Women in Photography: A History of British Trailblazers features four evocative photographs by Julia Margaret Cameron (1815 - 1879), a truly great pioneer of photography. Before moving to the Isle of Wight in 1860, Cameron had an unusual and interesting life. She was born in 1815 in Calcutta where her father, James Pattle, was a wealthy official of the East India Company. Home life was highly intellectual and stimulating. In 1818, Julia was sent to France to begin her education where she mostly stayed until 1834. On a visit to South Africa in 1836, she met her husband-to-be, Charles Hay Cameron, and also the famous astronomer Sir John Herschel. Both were to have a significant influence on her life, Cameron on her artistic development and Herschel on her approach to photography.

Julia Margaret Cameron taken by her son, Henry, Hershel Hay Cameron © JMCT

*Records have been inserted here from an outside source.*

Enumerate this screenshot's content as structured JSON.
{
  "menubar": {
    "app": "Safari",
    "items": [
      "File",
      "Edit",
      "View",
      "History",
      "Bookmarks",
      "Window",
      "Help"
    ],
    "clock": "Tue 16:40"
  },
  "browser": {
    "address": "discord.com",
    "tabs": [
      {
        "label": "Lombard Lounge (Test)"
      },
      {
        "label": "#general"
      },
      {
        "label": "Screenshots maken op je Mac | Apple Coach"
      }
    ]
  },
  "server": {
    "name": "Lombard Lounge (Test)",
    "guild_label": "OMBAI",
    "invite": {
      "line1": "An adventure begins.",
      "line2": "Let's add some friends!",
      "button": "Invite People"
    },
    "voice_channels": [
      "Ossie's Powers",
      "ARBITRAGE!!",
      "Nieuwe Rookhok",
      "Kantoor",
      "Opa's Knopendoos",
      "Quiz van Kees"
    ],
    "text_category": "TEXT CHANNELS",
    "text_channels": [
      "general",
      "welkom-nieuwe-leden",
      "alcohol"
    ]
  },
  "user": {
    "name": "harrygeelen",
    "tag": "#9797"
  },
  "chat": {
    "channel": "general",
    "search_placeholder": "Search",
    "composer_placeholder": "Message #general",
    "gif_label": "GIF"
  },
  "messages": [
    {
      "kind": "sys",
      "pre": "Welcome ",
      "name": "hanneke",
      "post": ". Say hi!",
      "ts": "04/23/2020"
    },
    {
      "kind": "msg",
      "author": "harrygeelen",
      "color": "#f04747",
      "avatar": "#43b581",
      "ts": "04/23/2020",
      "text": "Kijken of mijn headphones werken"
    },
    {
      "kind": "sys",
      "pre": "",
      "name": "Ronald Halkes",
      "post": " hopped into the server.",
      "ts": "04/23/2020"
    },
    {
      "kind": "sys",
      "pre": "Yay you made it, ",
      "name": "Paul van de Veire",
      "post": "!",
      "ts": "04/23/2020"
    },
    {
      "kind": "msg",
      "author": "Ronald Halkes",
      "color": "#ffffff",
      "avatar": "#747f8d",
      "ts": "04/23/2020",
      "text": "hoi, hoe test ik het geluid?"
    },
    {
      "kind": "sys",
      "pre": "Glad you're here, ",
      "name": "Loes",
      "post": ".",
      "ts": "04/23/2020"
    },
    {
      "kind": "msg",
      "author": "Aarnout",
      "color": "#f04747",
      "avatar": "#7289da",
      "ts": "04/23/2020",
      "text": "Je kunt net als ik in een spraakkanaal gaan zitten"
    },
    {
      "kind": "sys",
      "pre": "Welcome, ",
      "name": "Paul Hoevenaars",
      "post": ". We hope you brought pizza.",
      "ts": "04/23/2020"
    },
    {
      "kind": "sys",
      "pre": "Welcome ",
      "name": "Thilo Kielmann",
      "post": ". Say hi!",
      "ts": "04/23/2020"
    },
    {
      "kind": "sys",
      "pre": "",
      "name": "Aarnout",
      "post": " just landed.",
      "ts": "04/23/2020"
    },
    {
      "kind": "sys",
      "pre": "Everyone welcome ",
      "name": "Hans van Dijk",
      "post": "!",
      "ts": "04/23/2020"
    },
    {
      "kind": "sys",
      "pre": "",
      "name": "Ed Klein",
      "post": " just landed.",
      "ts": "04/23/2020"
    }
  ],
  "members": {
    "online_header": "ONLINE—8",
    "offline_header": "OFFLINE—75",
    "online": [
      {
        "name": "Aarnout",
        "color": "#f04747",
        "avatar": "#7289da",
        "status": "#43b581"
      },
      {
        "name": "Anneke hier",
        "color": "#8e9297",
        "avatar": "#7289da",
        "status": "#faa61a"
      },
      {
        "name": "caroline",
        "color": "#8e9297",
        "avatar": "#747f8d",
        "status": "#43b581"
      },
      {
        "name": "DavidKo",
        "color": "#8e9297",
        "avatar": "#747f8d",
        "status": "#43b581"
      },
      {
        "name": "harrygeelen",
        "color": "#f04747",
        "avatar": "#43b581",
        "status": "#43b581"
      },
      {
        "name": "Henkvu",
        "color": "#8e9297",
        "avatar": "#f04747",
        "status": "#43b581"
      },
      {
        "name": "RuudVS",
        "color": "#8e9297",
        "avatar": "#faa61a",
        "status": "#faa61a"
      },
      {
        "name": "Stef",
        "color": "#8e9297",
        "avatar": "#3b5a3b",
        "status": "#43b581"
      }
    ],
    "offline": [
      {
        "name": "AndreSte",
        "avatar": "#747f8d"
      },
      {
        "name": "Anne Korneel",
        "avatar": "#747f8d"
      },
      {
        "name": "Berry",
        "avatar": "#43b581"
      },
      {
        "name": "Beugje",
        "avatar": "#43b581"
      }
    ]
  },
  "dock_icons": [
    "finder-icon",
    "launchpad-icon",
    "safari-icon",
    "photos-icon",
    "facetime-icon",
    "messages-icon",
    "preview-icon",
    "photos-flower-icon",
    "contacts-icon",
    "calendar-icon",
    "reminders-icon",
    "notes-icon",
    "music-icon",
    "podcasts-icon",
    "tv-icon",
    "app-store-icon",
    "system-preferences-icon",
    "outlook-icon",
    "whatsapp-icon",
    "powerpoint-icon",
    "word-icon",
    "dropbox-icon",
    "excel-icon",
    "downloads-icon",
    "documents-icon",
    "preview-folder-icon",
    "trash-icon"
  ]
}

After her brief sojourn in South Africa, Julia returned to India, married in 1836 and over the next 12 years raised a family of six, always in an artistic environment. In 1841 the Camerons settled in Kent where they stayed for nearly two decades. In 1860 they moved to the Isle of Wight, where they converted two houses into one to become Dimbola Lodge, which they named after Julia’s family's tea plantations in Ceylon.

The artist's photographic career began in 1863, when she was gifted a box camera for Christmas by her daughter. Drawing on what she had learnt from Herschel, Julia quickly gained recognition and success with her photographs of family and friends. Her career blossomed and within just four years, she exhibited at the Universal Exhibition in Paris. Other exhibitions followed including in Germany and the Netherlands.

Dimbola Lodge © Julia Margaret Cameron Trust

Her photographs were recognisable from her individual and evocative style of portraiture and figurative shots. The London Illustrated News described her portraits as ‘the nearest approach to art, or rather the most bold and successful applications of the principles of fine-art to photography’. While living in Kent, Julia had become immersed in the Little Holland House salon run by her sister, Sara Princep, which for many years attracted leading artists and the literati.

Many of the artists and writers who stayed or visited Little Holland House were to visit Julia at Dimbola Lodge, which became a famous salon in its own right and where photographs of many of Julia’s visitors are on show today. Alfred Lord Tennyson, her near neighbour, was a frequent visitor. Among other well known visitors were G F Watts, Thomas Carlyle, Robert Browning, Henry Taylor, Charles Darwin, Sir John Herschel, Lewis Carroll, Alice Liddell, George Du Maurier, Holman Hunt, Ellen Terry and Charles Kingsley.

Venus Chiding Cupid and Removing his Wings, 1872 Julia Margaret Cameron  © Victoria and Albert Museum, London

Julia’s brilliant career, which began relatively late in life, was sadly short-lived. In 1875 she left Dimbola and went to live in Ceylon to be with her tea planter sons. She died there in 1879.

Her huge legacy is well illustrated by the influence she had on other photographers who followed her. Much of what she achieved can be seen in the Dimbola Lodge and Galleries in Freshwater Bay on the Isle of Wight. The warren of Victorian rooms full of Julia’s photographs and treasures always reveal something unexpected. Dimbola is quaint and full of charm and well worth a visit.

Join Dr Judith Hill, Historian and Lecturer, as she takes us on an illustrated journey through Julia Margaret Cameron's life and work in the upcoming talk Julia Margaret Cameron: The Pursuit of Beauty, on Tuesday 2 April 2019.

Written by Friend of The Lightbox, Richard Freeman.